Europex (the association of European energy exchanges) have just published this statement about whether physical commodity trades should be classified as derivatives, as defined in MiFID Annex I section C. The answer to this question defines whether trades are within the scope of MiFID and therefore also EMIR and MAR.
In the statement they are arguing that it is better for the market if more instruments are brought into MiFID, because of the transparency that this brings. They are arguing against certain carve outs for the gas and power industry for this reason. They also refer to their response to the previous MiFID consultation, (see here) where among other things they argue that physical trades that “can” be physically settled and which are traded via an OTF (rather than an MTF) should be considered a derivative and they also make other arguments and a proposal about how to scope the definition of “must be physically settled.
The basis of the argument is that the transparency brought about by MiFID will be good for the industry, and that any adverse effects on the commodities industry will be offset by exemptions such as the remaining MiFID carve outs, and also by non financial firms staying under the threshold.

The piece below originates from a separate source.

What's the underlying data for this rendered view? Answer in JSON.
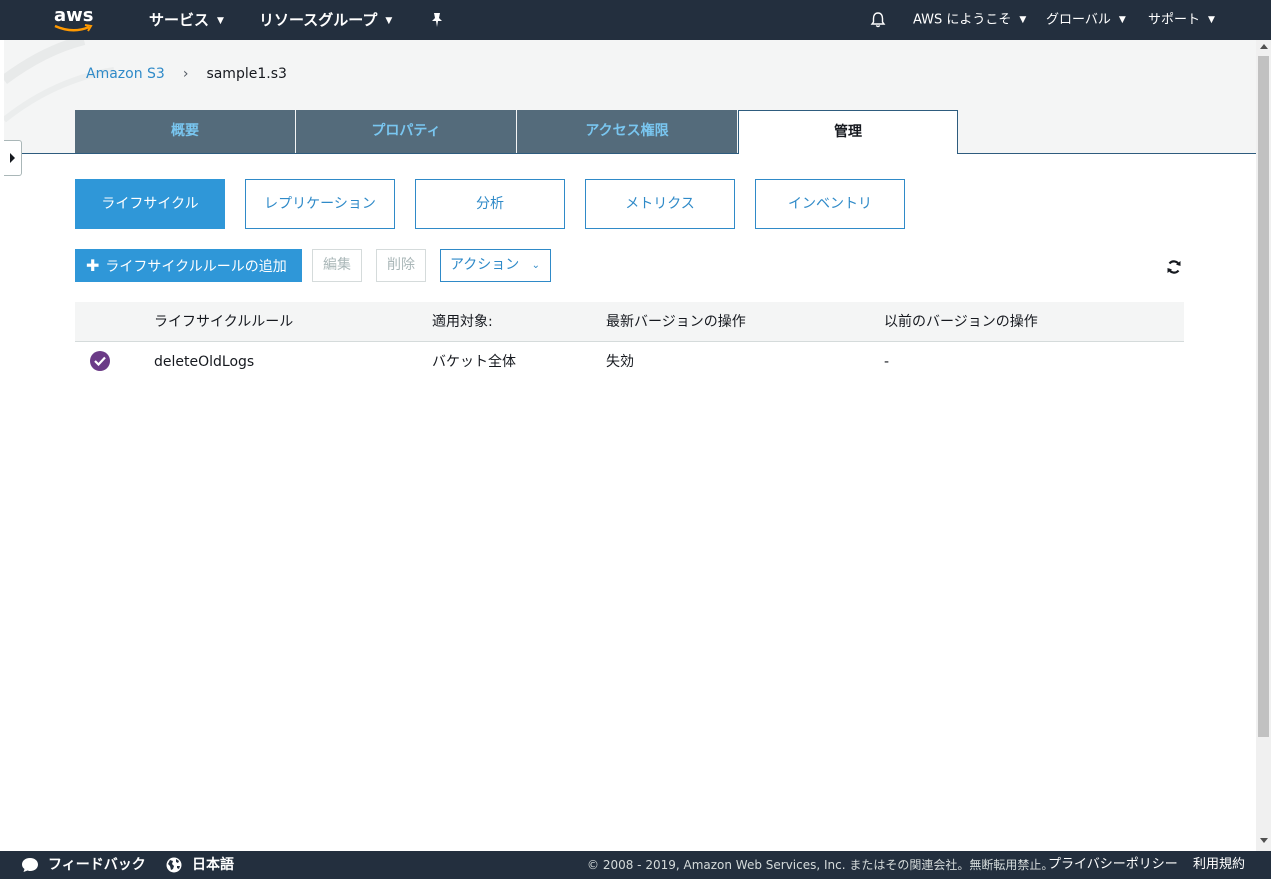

This debate continues as part of the specific consultation on the topic now being run by ESMA, whose documents can be found via this page.